Known as one of the founders of digital illustration, John Hersey has created a mural (displayed prominently in our showroom) that uses stylized graphics to convey the complexity of today’s office − a landscape of diverse activities difficult to capture in a single photograph. While this mural evokes language tools, it’s context that matters. Every element of design functions in concert with all of those around it. Color and texture, the furniture and finishes create a visual language. Scale and form are instant communication. Materials such as wood, metal and textiles are tied to the language of sensation and significance.
Teknion's 2019 showroom considers three types of work cultures − how they differ, how they are alike, how the culture feels and how it is expressed through space design and furniture application.
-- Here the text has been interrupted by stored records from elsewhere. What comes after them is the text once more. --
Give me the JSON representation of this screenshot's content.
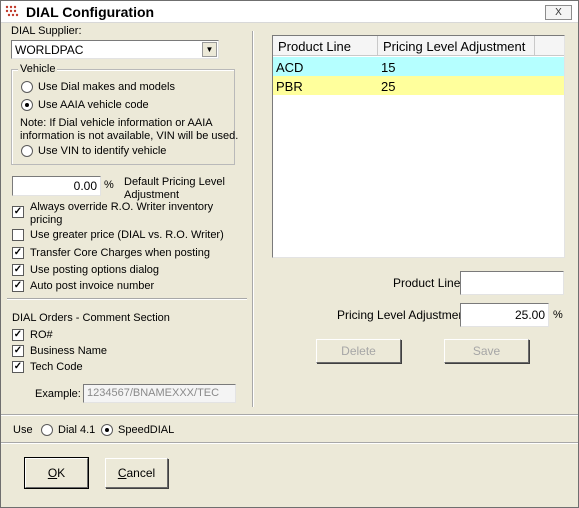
{
  "window": {
    "title": "DIAL Configuration",
    "close_label": "X"
  },
  "supplier": {
    "label": "DIAL Supplier:",
    "value": "WORLDPAC"
  },
  "vehicle": {
    "group_title": "Vehicle",
    "option_dial": "Use Dial makes and models",
    "option_aaia": "Use AAIA vehicle code",
    "note_line1": "Note: If Dial vehicle information or AAIA",
    "note_line2": "information is not available, VIN will be used.",
    "option_vin": "Use VIN to identify vehicle",
    "selected": "aaia"
  },
  "pricing": {
    "default_value": "0.00",
    "percent": "%",
    "default_label_line1": "Default Pricing Level",
    "default_label_line2": "Adjustment"
  },
  "options": {
    "override_line1": "Always override R.O. Writer inventory",
    "override_line2": "pricing",
    "greater_price": "Use greater price (DIAL vs. R.O. Writer)",
    "transfer_core": "Transfer Core Charges when posting",
    "posting_options": "Use posting options dialog",
    "auto_post": "Auto post invoice number"
  },
  "comment_section": {
    "title": "DIAL Orders - Comment Section",
    "ro": "RO#",
    "business_name": "Business Name",
    "tech_code": "Tech Code",
    "example_label": "Example:",
    "example_value": "1234567/BNAMEXXX/TEC"
  },
  "use_row": {
    "label": "Use",
    "dial41": "Dial 4.1",
    "speeddial": "SpeedDIAL",
    "selected": "speeddial"
  },
  "table": {
    "columns": [
      "Product Line",
      "Pricing Level Adjustment"
    ],
    "rows": [
      {
        "product_line": "ACD",
        "adjustment": "15",
        "color": "#b5ffff"
      },
      {
        "product_line": "PBR",
        "adjustment": "25",
        "color": "#ffff9c"
      }
    ]
  },
  "editor": {
    "product_line_label": "Product Line",
    "product_line_value": "",
    "adjustment_label": "Pricing Level Adjustment",
    "adjustment_value": "25.00",
    "percent": "%",
    "delete_label": "Delete",
    "save_label": "Save"
  },
  "footer": {
    "ok_label": "OK",
    "cancel_label": "Cancel"
  }
}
We call these Agile, Aligned and Astute.
The work culture we call Agile thrives on action. In this culture, people move nimbly from one task to another and from place to place without fixed address: exchanging one’s place at a desk to sharing a sofa, from gathering at a table to finding a quiet corner or booth to escape the buzz. Ultimately, the furniture and the space represent a culture that serves people who seek a high level of participation and collaboration.
Stable structure, proven processes and a narrative that informs culture are characteristics of an aligned company culture. An aligned work environment addresses the broad spectrum of work. This is a varied and amenity-rich workplace, one that enables group work and protects privacy. Equally, the design of the office, its format and furnishings, should allow the company to evolve and transform over time.
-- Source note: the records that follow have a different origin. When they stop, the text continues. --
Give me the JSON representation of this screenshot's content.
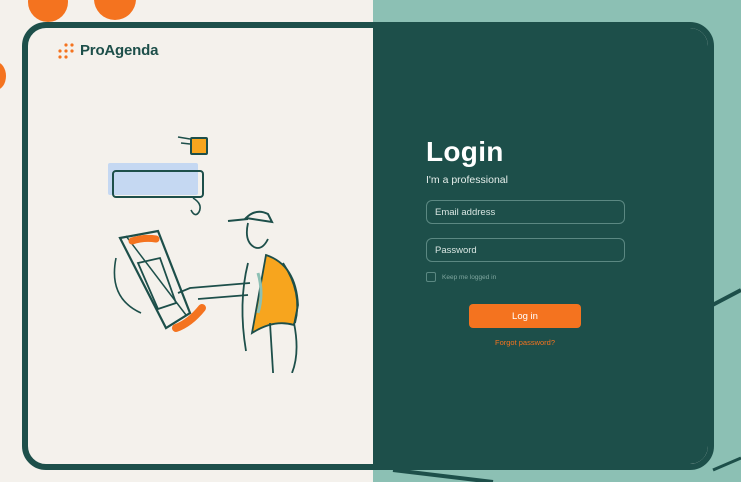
{
  "brand": {
    "name": "ProAgenda"
  },
  "login": {
    "title": "Login",
    "subtitle": "I'm a professional",
    "email_placeholder": "Email address",
    "password_placeholder": "Password",
    "remember_label": "Keep me logged in",
    "submit_label": "Log in",
    "forgot_label": "Forgot password?"
  },
  "colors": {
    "brand_dark": "#1d4f4a",
    "accent": "#f4731f",
    "background": "#f4f1ec",
    "teal_light": "#8cc0b4"
  },
  "icons": {
    "logo": "dot-grid-logo-icon",
    "illustration": "delivery-person-tablet-illustration"
  }
}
Prominent, long-established astute companies prove the merit of rigor in doing business, yet many also see value in loosening organizational structures and relaxing the formality of the workplace, if not the work ethic. Rather than building a culture, time-honored companies may lean towards preserving culture, maintaining the norms of behavior and a traditional workplace. At the same time, most leaders know that a healthy culture needs to evolve, to be adroit enough to adapt when change can propel business forward. Many established firms are now looking for creative ways to integrate new workstyles and workplace formats to create a less “stuffy” office.